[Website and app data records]
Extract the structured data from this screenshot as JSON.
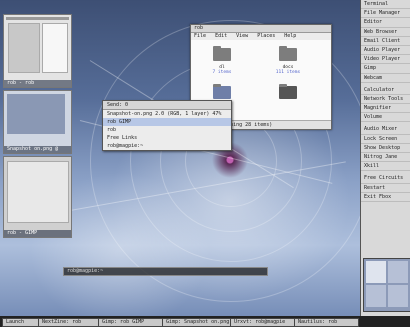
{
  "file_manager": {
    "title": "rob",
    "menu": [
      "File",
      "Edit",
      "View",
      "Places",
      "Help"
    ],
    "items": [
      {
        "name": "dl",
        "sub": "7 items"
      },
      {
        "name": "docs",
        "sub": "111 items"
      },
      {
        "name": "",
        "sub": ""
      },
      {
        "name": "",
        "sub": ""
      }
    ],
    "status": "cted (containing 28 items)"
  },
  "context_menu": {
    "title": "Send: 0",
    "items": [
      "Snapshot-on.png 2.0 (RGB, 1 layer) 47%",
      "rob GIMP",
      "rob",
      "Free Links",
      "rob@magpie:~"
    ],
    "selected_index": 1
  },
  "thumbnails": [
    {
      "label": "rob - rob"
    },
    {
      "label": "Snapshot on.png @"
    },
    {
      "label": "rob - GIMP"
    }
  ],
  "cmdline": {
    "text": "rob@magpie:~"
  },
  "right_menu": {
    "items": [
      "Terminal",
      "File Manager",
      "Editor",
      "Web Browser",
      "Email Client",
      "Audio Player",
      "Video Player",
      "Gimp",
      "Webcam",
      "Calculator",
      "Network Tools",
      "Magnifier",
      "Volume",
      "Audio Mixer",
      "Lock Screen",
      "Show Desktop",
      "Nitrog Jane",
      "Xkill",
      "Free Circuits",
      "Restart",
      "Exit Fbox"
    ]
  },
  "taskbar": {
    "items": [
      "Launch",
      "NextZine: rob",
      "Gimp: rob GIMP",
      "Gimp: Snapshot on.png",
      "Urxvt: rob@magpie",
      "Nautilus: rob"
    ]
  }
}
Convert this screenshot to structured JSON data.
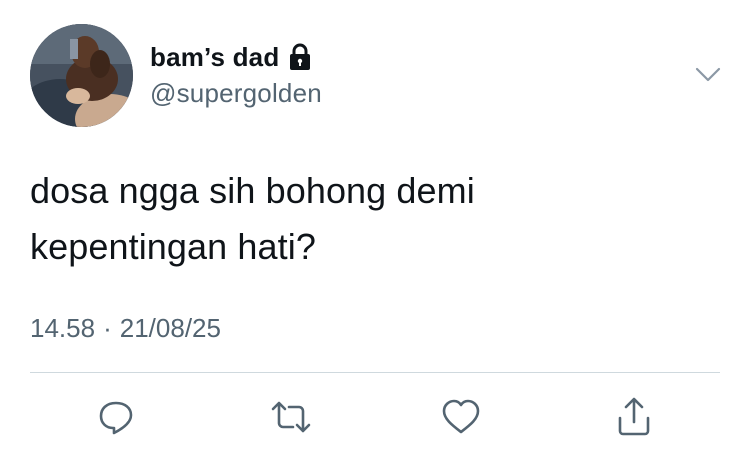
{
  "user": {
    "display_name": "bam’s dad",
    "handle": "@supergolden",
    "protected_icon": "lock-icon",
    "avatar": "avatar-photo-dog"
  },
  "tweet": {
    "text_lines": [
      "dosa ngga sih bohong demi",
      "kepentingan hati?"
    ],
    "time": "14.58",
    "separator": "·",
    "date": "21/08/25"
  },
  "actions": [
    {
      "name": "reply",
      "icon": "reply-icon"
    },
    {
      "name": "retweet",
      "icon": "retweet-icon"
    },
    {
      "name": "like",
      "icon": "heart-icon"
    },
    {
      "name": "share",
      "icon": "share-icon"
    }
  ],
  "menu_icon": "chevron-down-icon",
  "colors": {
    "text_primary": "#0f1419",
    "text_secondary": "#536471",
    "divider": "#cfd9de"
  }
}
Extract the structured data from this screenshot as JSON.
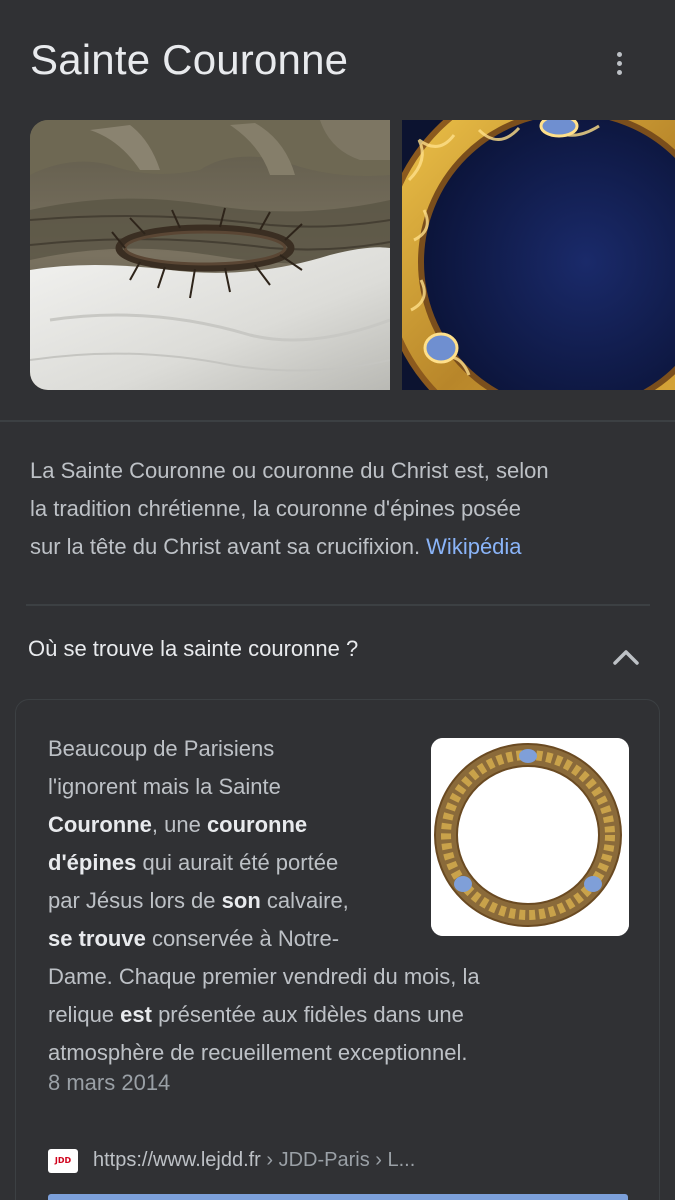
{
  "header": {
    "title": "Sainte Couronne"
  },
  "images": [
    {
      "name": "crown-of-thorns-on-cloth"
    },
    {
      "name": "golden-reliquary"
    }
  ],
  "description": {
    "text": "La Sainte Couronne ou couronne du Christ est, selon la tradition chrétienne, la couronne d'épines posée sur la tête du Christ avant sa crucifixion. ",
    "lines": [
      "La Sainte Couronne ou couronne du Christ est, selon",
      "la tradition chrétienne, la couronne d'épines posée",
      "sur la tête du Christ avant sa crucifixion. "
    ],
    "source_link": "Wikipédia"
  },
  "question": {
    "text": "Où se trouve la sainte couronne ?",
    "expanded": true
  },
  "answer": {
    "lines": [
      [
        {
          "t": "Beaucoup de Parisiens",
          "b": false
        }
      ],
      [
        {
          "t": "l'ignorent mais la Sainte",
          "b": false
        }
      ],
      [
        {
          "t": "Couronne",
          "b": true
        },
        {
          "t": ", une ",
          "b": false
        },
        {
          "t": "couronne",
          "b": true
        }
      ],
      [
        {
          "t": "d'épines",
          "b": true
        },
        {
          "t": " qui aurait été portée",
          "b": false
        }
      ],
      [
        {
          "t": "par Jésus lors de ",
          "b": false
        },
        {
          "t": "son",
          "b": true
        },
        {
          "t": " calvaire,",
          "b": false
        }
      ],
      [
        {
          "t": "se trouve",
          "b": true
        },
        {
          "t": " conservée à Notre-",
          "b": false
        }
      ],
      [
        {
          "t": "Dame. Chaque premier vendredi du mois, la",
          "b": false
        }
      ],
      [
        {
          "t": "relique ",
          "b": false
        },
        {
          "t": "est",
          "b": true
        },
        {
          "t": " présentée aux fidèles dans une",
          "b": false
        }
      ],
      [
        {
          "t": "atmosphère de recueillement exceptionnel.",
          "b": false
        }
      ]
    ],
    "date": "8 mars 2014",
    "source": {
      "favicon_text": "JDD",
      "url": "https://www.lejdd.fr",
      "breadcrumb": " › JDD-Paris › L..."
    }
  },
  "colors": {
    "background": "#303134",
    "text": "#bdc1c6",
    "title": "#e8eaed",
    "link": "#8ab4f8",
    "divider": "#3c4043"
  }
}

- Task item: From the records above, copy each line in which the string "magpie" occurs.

- Finished exercise:
      "rob@magpie:~"
    "text": "rob@magpie:~"
      "Urxvt: rob@magpie",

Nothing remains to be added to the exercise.